You might think that this point is a given. But ensuring sheets have been correctly built in the first place is one of the most effective ways to reduce the risks a spreadsheet poses.
To overcome this risk, you could put in place a peer evaluation system, ensuring the data is checked over before it gets rolled out across your whole organisation.
4) Not preventing spreadsheet fraud
It’s essential you protect your business from every eventuality. And, unfortunately, fraud is a risk that too many business owners don’t actively protect themselves from. Instead they hope that the goodwill and common sense of their employees will cover them.
Spreadsheet fraud has led to too many businesses closing. To avoid this happening to you, make sure you educate end users and employees of the signs of potentially fraudulent activities.
5) Not setting creation guidelines
Clear rules need to be defined for users about the expectations for how spreadsheets should be built. Without a common rulebook, you’re more likely to be plagued by avoidable (but expensive) errors.
When every spreadsheet is created using the same process, you’ll develop a consistency that will ensure your spreadsheets are all of an equal standard and are easy for everyone in your company to understand and use.
To implement this, you need to create a set of rules around styling, how and who can access content, and who has accountability for different spreadsheets and their functioning.
6) Not educating employees
Too often employees with inadequate training are given the task of creating spreadsheets. Failing to properly train employees will create a situation where inadequate spreadsheets are created with improper formulas and poor referencing.
These substandard spreadsheets can lead to incorrect conclusions being drawn from data – and the wrong decisions made as a result. A mistake that can be extremely costly to your business.
By training and educating employees, you’ll ensure they have the skills to create spreadsheets that adhere to your company guidelines and work properly.
7) Poor headings and labelling
If the headings on rows and columns are not properly labelled, there is an increased risk of users interpreting the sheets inaccurately.

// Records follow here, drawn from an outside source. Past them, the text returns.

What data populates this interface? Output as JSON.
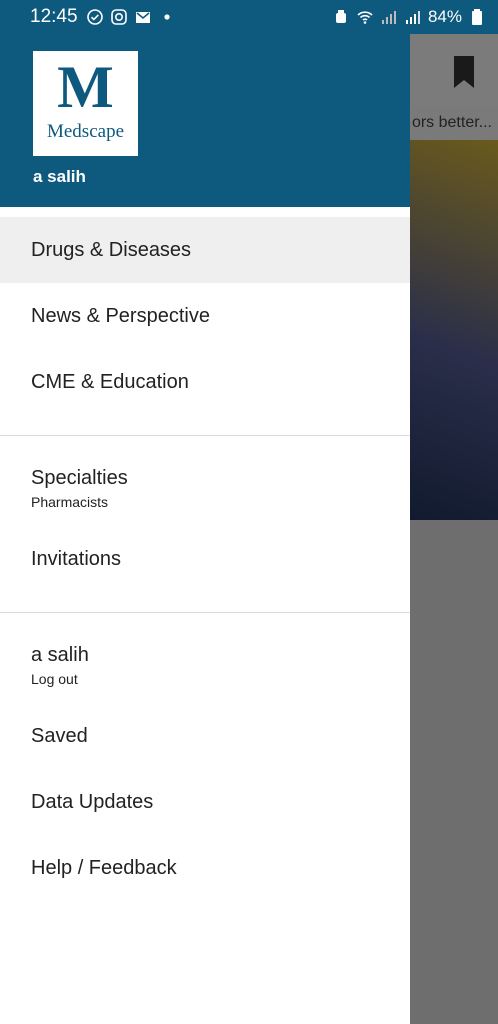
{
  "status_bar": {
    "time": "12:45",
    "battery_percent": "84%",
    "icons_left": [
      "check-circle-icon",
      "instagram-icon",
      "mail-icon",
      "dot-icon"
    ],
    "icons_right": [
      "alarm-icon",
      "wifi-icon",
      "signal-icon",
      "signal-icon",
      "battery-icon"
    ]
  },
  "background": {
    "headline_fragment": "ors better..."
  },
  "drawer": {
    "logo_letter": "M",
    "logo_brand": "Medscape",
    "user_name": "a salih",
    "sections": [
      {
        "items": [
          {
            "label": "Drugs & Diseases",
            "active": true
          },
          {
            "label": "News & Perspective"
          },
          {
            "label": "CME & Education"
          }
        ]
      },
      {
        "items": [
          {
            "label": "Specialties",
            "sub": "Pharmacists"
          },
          {
            "label": "Invitations"
          }
        ]
      },
      {
        "items": [
          {
            "label": "a salih",
            "sub": "Log out"
          },
          {
            "label": "Saved"
          },
          {
            "label": "Data Updates"
          },
          {
            "label": "Help / Feedback"
          }
        ]
      }
    ]
  },
  "colors": {
    "brand": "#0d5a7e",
    "active_row": "#efefef",
    "text": "#222222",
    "scrim": "#6e6e6e"
  }
}
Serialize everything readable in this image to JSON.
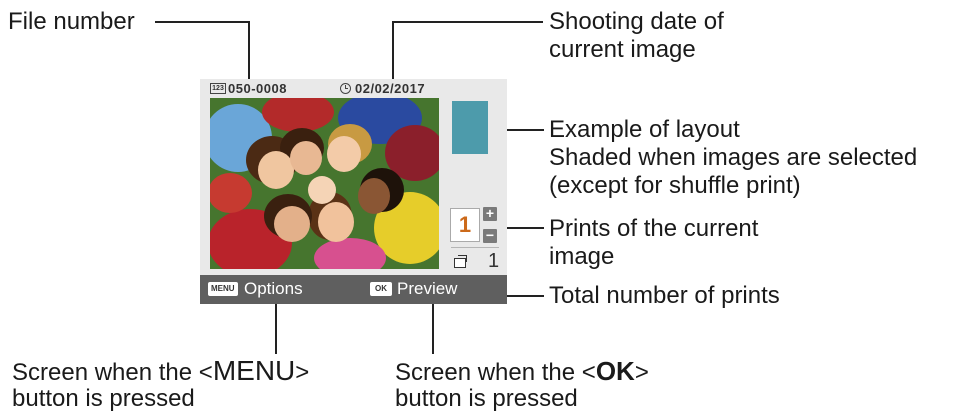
{
  "callouts": {
    "file_number": "File number",
    "shooting_date": [
      "Shooting date of",
      "current image"
    ],
    "layout_example": [
      "Example of layout",
      "Shaded when images are selected",
      "(except for shuffle print)"
    ],
    "prints_current": [
      "Prints of the current",
      "image"
    ],
    "total_prints": "Total number of prints",
    "menu_screen": {
      "prefix": "Screen when the <",
      "key": "MENU",
      "suffix": ">",
      "line2": "button is pressed"
    },
    "ok_screen": {
      "prefix": "Screen when the <",
      "key": "OK",
      "suffix": ">",
      "line2": "button is pressed"
    }
  },
  "screen": {
    "file_badge": "123",
    "file_number": "050-0008",
    "shooting_date": "02/02/2017",
    "copies": "1",
    "plus": "+",
    "minus": "−",
    "total_prints": "1",
    "menu_badge": "MENU",
    "options_label": "Options",
    "ok_badge": "OK",
    "preview_label": "Preview",
    "layout_color": "#4d9bab",
    "copies_color": "#cc6a1a"
  }
}
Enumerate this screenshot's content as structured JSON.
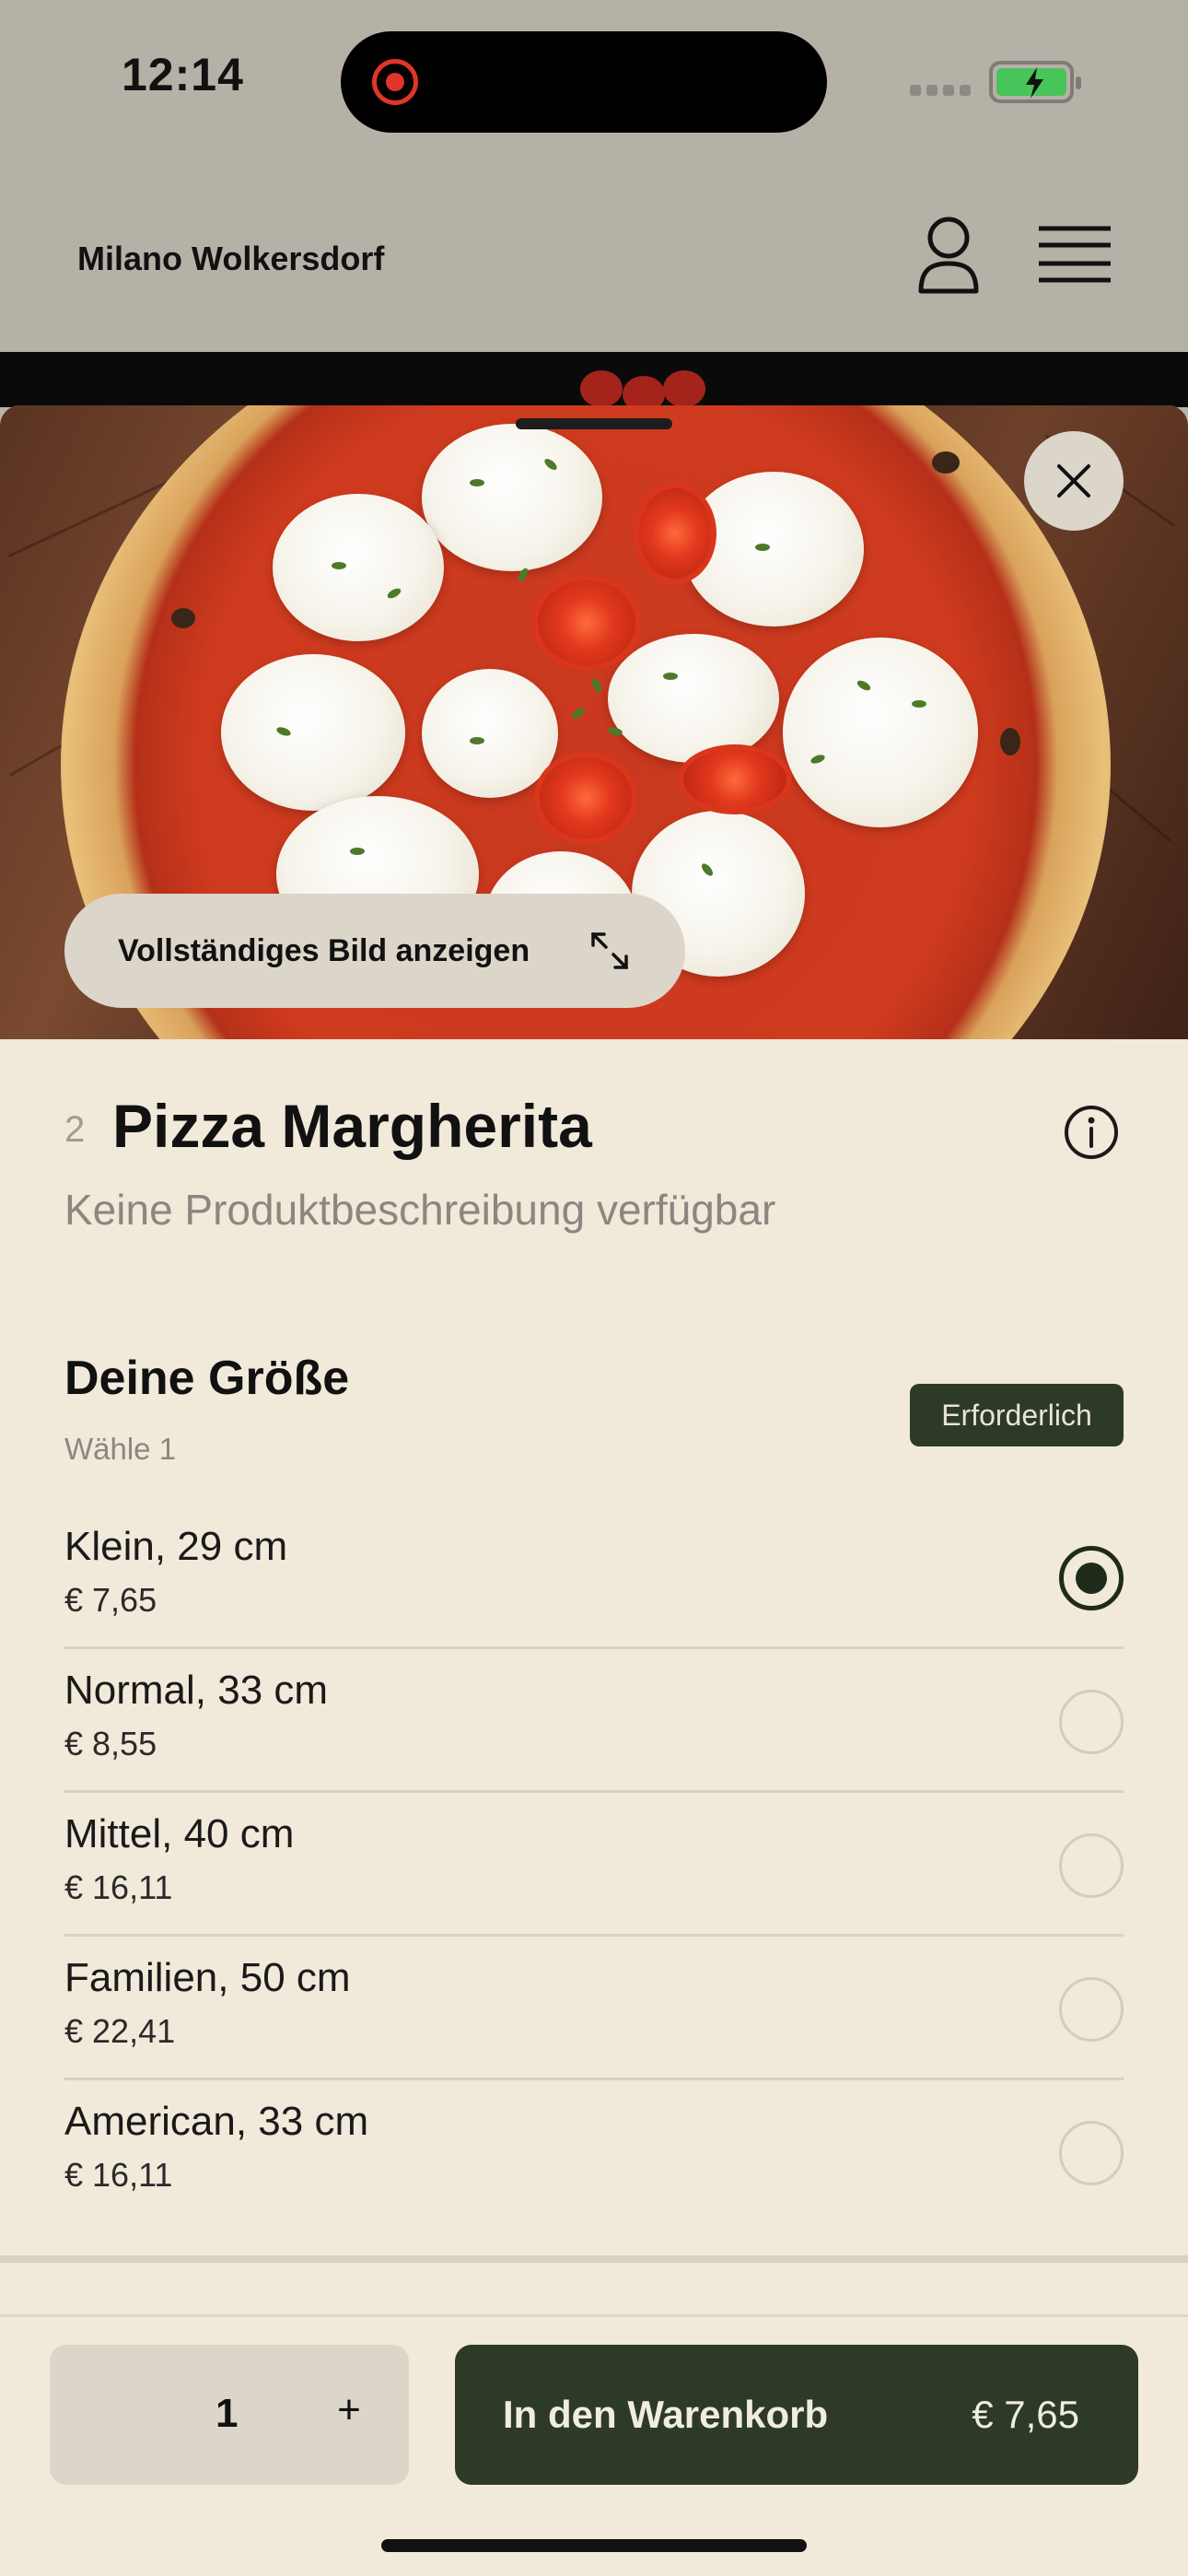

With clear, simple headers on the rows and columns, you’ll minimise this risk. It’s not wise, for example, to use random letter and number identifiers for headers because it’s easier for users to misread and remember them incorrectly.
8) Overly complex formulas
With the capabilities of spreadsheets to fulfil huge calculations, it is often possible to solve an issue in several different ways.
However, if overly complex formulas are used to create a spreadsheet, it makes updating the sheet at a later date more difficult. It also makes tracking the functions of each calculation trickier.
To help resolve this, whenever you can, have the formulas divided into clear steps. This provides a bit of clarity, which helps to highlight inconsistencies when reviewing work.
10) Recycling spreadsheets
It’s fairly common for spreadsheets to have multiple iterations throughout their use. Linking back to the earlier point around education, it’s not uncommon for untrained users (and sometimes trained users) to copy and paste data.
Unfortunately, transferring data by cutting and pasting creates issues, and spreadsheets won’t always function as they were designed to. Moving data like this causes formulas to get overwritten and changed, and links can be destroyed.
What first appears to be a great way to save time can, in the end, turn into a marathon of a task when trying to resolve the issues it has caused.
Make sure your spreadsheets help (not hinder) your business
While spreadsheets are central tools to most small businesses, it’s vital that every business owner is aware that they have the potential to cause your business serious damage too.
Poorly handled data can create multiple issues, ranging from bad decision making to, in the extreme, law breaking. Now you’re aware of the risks, you can hopefully avoid the 10 most common mistakes and instead create a well-designed spreadsheet management system.
Photo by BBH Singapore